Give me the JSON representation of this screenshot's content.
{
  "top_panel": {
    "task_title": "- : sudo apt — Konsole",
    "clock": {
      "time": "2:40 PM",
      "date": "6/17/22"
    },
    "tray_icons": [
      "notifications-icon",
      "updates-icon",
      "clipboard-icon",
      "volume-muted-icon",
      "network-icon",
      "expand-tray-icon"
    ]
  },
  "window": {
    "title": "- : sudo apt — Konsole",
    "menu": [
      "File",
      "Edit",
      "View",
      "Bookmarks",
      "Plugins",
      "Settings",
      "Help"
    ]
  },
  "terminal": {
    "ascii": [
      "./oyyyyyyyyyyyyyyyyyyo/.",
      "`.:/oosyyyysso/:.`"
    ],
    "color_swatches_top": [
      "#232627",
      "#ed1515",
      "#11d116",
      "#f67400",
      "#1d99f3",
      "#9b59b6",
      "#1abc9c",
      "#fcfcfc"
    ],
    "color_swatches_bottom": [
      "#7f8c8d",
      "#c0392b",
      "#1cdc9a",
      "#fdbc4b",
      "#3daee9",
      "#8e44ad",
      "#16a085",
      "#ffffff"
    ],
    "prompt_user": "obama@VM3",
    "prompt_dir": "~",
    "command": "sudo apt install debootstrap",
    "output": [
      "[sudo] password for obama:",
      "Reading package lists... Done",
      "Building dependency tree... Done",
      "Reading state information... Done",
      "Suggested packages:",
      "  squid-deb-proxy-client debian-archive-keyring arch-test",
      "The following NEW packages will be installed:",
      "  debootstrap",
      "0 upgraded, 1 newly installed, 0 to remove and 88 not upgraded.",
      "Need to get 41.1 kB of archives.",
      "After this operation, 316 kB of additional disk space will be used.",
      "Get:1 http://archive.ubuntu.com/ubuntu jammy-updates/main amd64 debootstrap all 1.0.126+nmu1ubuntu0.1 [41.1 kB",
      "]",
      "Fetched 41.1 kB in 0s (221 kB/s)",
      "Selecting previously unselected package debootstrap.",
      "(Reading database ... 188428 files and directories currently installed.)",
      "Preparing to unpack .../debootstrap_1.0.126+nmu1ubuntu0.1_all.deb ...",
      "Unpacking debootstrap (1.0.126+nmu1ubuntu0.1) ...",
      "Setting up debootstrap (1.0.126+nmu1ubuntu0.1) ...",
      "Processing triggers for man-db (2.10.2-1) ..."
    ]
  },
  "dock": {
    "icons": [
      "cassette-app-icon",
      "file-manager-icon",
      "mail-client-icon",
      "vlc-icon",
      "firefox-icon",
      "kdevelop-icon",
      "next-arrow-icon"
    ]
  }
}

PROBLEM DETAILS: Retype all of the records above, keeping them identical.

ANSWER BOX:
Give me the JSON representation of this screenshot's content.
{
  "top_panel": {
    "task_title": "- : sudo apt — Konsole",
    "clock": {
      "time": "2:40 PM",
      "date": "6/17/22"
    },
    "tray_icons": [
      "notifications-icon",
      "updates-icon",
      "clipboard-icon",
      "volume-muted-icon",
      "network-icon",
      "expand-tray-icon"
    ]
  },
  "window": {
    "title": "- : sudo apt — Konsole",
    "menu": [
      "File",
      "Edit",
      "View",
      "Bookmarks",
      "Plugins",
      "Settings",
      "Help"
    ]
  },
  "terminal": {
    "ascii": [
      "./oyyyyyyyyyyyyyyyyyyo/.",
      "`.:/oosyyyysso/:.`"
    ],
    "color_swatches_top": [
      "#232627",
      "#ed1515",
      "#11d116",
      "#f67400",
      "#1d99f3",
      "#9b59b6",
      "#1abc9c",
      "#fcfcfc"
    ],
    "color_swatches_bottom": [
      "#7f8c8d",
      "#c0392b",
      "#1cdc9a",
      "#fdbc4b",
      "#3daee9",
      "#8e44ad",
      "#16a085",
      "#ffffff"
    ],
    "prompt_user": "obama@VM3",
    "prompt_dir": "~",
    "command": "sudo apt install debootstrap",
    "output": [
      "[sudo] password for obama:",
      "Reading package lists... Done",
      "Building dependency tree... Done",
      "Reading state information... Done",
      "Suggested packages:",
      "  squid-deb-proxy-client debian-archive-keyring arch-test",
      "The following NEW packages will be installed:",
      "  debootstrap",
      "0 upgraded, 1 newly installed, 0 to remove and 88 not upgraded.",
      "Need to get 41.1 kB of archives.",
      "After this operation, 316 kB of additional disk space will be used.",
      "Get:1 http://archive.ubuntu.com/ubuntu jammy-updates/main amd64 debootstrap all 1.0.126+nmu1ubuntu0.1 [41.1 kB",
      "]",
      "Fetched 41.1 kB in 0s (221 kB/s)",
      "Selecting previously unselected package debootstrap.",
      "(Reading database ... 188428 files and directories currently installed.)",
      "Preparing to unpack .../debootstrap_1.0.126+nmu1ubuntu0.1_all.deb ...",
      "Unpacking debootstrap (1.0.126+nmu1ubuntu0.1) ...",
      "Setting up debootstrap (1.0.126+nmu1ubuntu0.1) ...",
      "Processing triggers for man-db (2.10.2-1) ..."
    ]
  },
  "dock": {
    "icons": [
      "cassette-app-icon",
      "file-manager-icon",
      "mail-client-icon",
      "vlc-icon",
      "firefox-icon",
      "kdevelop-icon",
      "next-arrow-icon"
    ]
  }
}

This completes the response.